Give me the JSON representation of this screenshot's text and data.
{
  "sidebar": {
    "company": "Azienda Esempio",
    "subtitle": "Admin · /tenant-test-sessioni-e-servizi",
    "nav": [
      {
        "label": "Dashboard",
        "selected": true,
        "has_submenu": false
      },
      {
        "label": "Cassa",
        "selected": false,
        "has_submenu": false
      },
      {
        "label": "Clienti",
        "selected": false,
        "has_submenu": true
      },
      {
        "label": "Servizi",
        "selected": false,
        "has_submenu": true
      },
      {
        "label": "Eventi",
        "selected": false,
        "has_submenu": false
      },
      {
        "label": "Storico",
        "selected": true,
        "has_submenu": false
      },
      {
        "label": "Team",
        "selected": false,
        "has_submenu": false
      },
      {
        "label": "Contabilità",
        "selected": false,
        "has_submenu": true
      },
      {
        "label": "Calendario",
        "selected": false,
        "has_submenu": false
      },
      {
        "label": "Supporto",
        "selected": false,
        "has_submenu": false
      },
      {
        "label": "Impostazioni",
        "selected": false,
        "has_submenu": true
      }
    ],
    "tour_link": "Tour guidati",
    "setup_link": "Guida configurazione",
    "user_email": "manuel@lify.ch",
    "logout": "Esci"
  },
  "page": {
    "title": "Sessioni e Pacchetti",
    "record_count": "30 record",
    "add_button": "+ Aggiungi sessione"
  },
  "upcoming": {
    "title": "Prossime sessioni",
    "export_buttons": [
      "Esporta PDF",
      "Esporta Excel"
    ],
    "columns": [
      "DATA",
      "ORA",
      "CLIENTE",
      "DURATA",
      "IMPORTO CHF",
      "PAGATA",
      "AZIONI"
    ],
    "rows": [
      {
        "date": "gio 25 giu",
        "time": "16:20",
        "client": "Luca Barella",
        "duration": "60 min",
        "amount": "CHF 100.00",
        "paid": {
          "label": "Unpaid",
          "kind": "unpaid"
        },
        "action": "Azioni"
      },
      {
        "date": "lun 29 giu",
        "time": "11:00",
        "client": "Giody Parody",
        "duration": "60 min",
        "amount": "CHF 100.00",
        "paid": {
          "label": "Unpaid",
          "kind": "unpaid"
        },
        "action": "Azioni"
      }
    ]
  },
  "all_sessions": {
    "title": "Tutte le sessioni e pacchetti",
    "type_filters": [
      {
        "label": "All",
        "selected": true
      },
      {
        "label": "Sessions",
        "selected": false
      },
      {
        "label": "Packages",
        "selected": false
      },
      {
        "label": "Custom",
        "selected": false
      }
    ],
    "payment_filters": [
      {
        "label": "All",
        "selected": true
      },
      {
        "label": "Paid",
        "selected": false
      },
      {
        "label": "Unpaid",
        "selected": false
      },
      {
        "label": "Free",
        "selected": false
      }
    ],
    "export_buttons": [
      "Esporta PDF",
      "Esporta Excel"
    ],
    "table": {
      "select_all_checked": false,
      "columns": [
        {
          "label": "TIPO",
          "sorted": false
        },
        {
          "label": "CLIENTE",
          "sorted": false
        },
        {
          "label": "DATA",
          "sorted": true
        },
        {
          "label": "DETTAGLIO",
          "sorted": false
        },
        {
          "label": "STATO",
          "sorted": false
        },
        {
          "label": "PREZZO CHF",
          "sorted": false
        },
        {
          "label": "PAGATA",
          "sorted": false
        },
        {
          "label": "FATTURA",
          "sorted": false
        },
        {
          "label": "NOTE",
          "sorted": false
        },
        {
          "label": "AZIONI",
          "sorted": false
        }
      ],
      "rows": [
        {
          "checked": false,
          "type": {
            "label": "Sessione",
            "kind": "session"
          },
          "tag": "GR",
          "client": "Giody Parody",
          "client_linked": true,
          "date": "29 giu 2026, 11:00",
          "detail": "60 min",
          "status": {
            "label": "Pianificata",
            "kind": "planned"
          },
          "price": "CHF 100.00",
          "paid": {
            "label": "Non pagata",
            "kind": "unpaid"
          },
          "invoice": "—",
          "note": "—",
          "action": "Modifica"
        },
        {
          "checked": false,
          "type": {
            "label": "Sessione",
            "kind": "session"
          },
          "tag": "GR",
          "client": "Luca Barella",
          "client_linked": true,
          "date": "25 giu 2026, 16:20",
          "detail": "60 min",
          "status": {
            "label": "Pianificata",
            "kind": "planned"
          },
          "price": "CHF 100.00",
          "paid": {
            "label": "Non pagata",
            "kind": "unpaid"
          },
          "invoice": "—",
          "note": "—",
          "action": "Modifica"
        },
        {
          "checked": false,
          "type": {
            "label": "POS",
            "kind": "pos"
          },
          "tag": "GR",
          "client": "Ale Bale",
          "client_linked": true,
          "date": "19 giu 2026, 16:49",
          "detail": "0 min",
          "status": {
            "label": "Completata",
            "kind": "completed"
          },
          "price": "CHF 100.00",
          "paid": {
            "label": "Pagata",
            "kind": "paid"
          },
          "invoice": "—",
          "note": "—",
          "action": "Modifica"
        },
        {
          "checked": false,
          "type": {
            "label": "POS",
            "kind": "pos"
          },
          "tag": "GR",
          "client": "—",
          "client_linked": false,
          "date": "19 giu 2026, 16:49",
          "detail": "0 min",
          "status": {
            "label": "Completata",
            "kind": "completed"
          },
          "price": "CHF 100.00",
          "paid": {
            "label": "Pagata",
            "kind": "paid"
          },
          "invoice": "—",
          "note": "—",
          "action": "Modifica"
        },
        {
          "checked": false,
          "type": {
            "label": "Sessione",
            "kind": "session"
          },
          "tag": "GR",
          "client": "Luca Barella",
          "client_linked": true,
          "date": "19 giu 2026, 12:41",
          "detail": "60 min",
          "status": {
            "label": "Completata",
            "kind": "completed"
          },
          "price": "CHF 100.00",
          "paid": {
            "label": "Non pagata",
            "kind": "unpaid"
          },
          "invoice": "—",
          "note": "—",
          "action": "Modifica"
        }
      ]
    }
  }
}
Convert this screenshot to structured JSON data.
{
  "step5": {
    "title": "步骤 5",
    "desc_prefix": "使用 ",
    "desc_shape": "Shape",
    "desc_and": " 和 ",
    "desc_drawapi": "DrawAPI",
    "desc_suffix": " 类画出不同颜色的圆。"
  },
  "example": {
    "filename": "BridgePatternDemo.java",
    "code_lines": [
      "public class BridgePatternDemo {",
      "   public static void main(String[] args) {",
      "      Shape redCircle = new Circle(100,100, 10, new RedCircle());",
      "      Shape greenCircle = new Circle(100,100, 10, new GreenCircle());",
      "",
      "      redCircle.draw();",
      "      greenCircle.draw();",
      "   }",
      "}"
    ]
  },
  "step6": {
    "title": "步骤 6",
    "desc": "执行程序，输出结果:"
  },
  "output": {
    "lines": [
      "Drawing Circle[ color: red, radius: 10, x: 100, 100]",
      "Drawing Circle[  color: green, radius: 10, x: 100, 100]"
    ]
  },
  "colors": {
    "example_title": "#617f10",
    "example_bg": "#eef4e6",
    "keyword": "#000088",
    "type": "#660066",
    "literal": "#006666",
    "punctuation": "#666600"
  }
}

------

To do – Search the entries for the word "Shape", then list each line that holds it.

Answer to the problem –
    "desc_shape": "Shape",
      "      Shape redCircle = new Circle(100,100, 10, new RedCircle());",
      "      Shape greenCircle = new Circle(100,100, 10, new GreenCircle());",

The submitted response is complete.